Ok, none of these problems are insurmountable and there are obviously advantages to being able to update your website yourself. But do you have the spare capacity in your organisation to devote to maintaining your site? In schools I have known senior teachers or even the head being in charge of updating their websites; in a small business it is likely to be the owner who does it. In either case the website has to compete with other activities for attention and is a poor use of an expensive resource.
We are excited to announce that the Hemswell Cliff Primary School website is now live! Following a lot of hard work their new website includes a special section devoted to their relationship with the RAF Hemswell Association.
We are pleased to annouce the launch of a new website for Stanford Junior and Infants School in Laceby, North East Lincolnshire.
This is a great school with a unique history and an enthusiastic staff. We have produced a? website that allows them to show off some of the brilliant things they get up to.
Stanford Junior and Infants School website
The Guardian Newspaper’s website has launched a Teacher Network that has free resources for teachers.
A common fault with many websites is that their are produced for the benefit of the site owner and not their target audience(s). This is true of all kinds of sites – voluntary organistions, public bodies, small business even large multinationals.
How many sites have you been on that proudly proclaim their Mission Statements, but you struggle to find a contact name?
People are not as patient as they used to be and this is especially true on the web. If they can’t spot what they are looking for or the site doesn’t grab their attention in a few seconds they are likely to go elsewhere. If they do stick around (maybe they think your site is the only place they can look for something) then they will become frustrated with your organsation if they can’t drill down quickly to the information they need.
There’s nothing wrong with having the Corporate bits, but generally it won’t be what people will be coming to your site for. The key is deciding what people will be looking for on your website and making it easy to find – don’t be tempted to hide the good stuff in the hope visitors will look at everything else you want to show them whilst they search out that nugget of information, because they won’t.
The very first thing is to decide who your audience is. That may seem obvious at first but give it a bit of thought and you may find it is not that simple.
For example I produced a site for Park Home site (www.beckheadpark.co.uk). A Park Home used to be a static caravan, but are now more like fully fitted bungalows.
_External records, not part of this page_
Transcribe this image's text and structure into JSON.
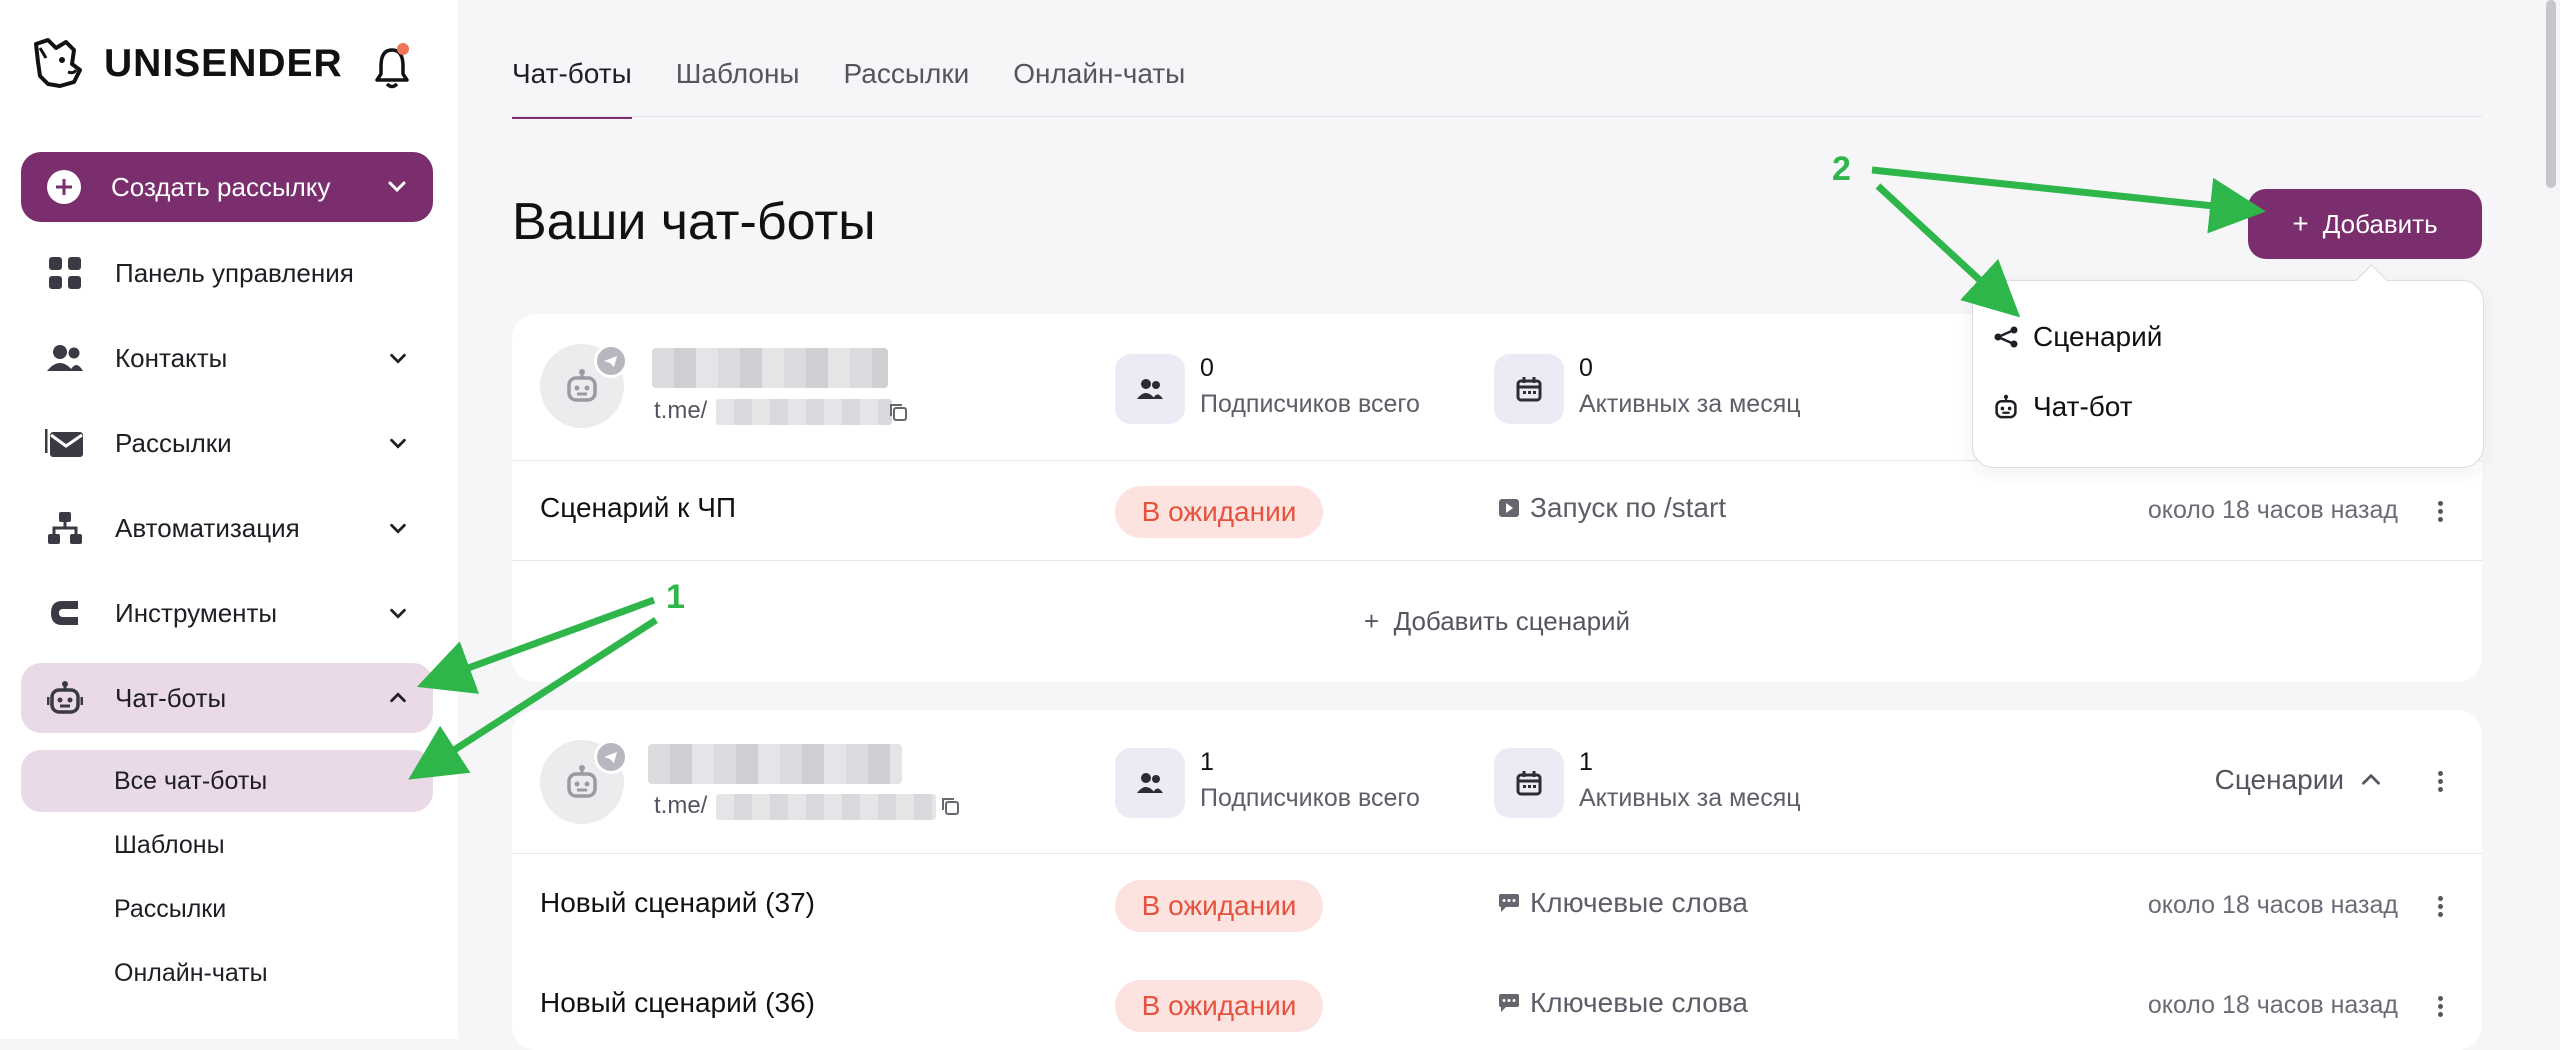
{
  "brand": {
    "name": "UNISENDER"
  },
  "sidebar": {
    "create_label": "Создать рассылку",
    "items": [
      {
        "label": "Панель управления",
        "icon": "dashboard-icon"
      },
      {
        "label": "Контакты",
        "icon": "contacts-icon"
      },
      {
        "label": "Рассылки",
        "icon": "mail-icon"
      },
      {
        "label": "Автоматизация",
        "icon": "automation-icon"
      },
      {
        "label": "Инструменты",
        "icon": "tools-icon"
      },
      {
        "label": "Чат-боты",
        "icon": "robot-icon"
      }
    ],
    "subitems": [
      {
        "label": "Все чат-боты"
      },
      {
        "label": "Шаблоны"
      },
      {
        "label": "Рассылки"
      },
      {
        "label": "Онлайн-чаты"
      }
    ]
  },
  "tabs": [
    {
      "label": "Чат-боты"
    },
    {
      "label": "Шаблоны"
    },
    {
      "label": "Рассылки"
    },
    {
      "label": "Онлайн-чаты"
    }
  ],
  "page": {
    "title": "Ваши чат-боты",
    "add_label": "Добавить"
  },
  "dropdown": {
    "items": [
      {
        "label": "Сценарий"
      },
      {
        "label": "Чат-бот"
      }
    ]
  },
  "bots": [
    {
      "link_prefix": "t.me/",
      "subscribers": {
        "value": "0",
        "label": "Подписчиков всего"
      },
      "active": {
        "value": "0",
        "label": "Активных за месяц"
      },
      "scenarios": [
        {
          "name": "Сценарий к ЧП",
          "status": "В ожидании",
          "trigger": "Запуск по /start",
          "time": "около 18 часов назад"
        }
      ],
      "add_scenario_label": "Добавить сценарий"
    },
    {
      "link_prefix": "t.me/",
      "subscribers": {
        "value": "1",
        "label": "Подписчиков всего"
      },
      "active": {
        "value": "1",
        "label": "Активных за месяц"
      },
      "toggle_label": "Сценарии",
      "scenarios": [
        {
          "name": "Новый сценарий (37)",
          "status": "В ожидании",
          "trigger": "Ключевые слова",
          "time": "около 18 часов назад"
        },
        {
          "name": "Новый сценарий (36)",
          "status": "В ожидании",
          "trigger": "Ключевые слова",
          "time": "около 18 часов назад"
        }
      ]
    }
  ],
  "annotations": {
    "one": "1",
    "two": "2"
  },
  "colors": {
    "brand": "#7a2e6e",
    "active_bg": "#ead9e7",
    "status_bg": "#fde3e0",
    "status_text": "#e5533e",
    "arrow": "#2fb64a"
  }
}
When planning the site we came up with a list of different users of the website that included:
- existing Park Home dwellers looking for a new site
- people who knew about Park Homes and were looking for a new Home
- people who knew little or nothing about Park Home living and wanted to know more
- first time buyers
- existing residents of the site
Obivously from there we then came up with they different sets of information that each audience type would be looking for. It was a relatively straightforward task from there to produce the neccessary content and try to organise it so that it was easy to find on the site.
Over the next couple of weeks I intend to follow this up by looking a bit more indepth at some of the different audiences you might cater for with a school’s website.
The Consumer Electronics Show in Las Vegas always shows off some interesting stuff and this year is no exception – with intelligent ergonomic keyboards and mice, head up display goggles, stereo “anywhere” systems to name but a few.
The Guardian has done a series of short videos showcasing some of the products on show. Worth wasting 20 minutes on for its own sake, but obviously great potential for stimulating ideas and discussions on technology.
Guardian CES Products Spotlight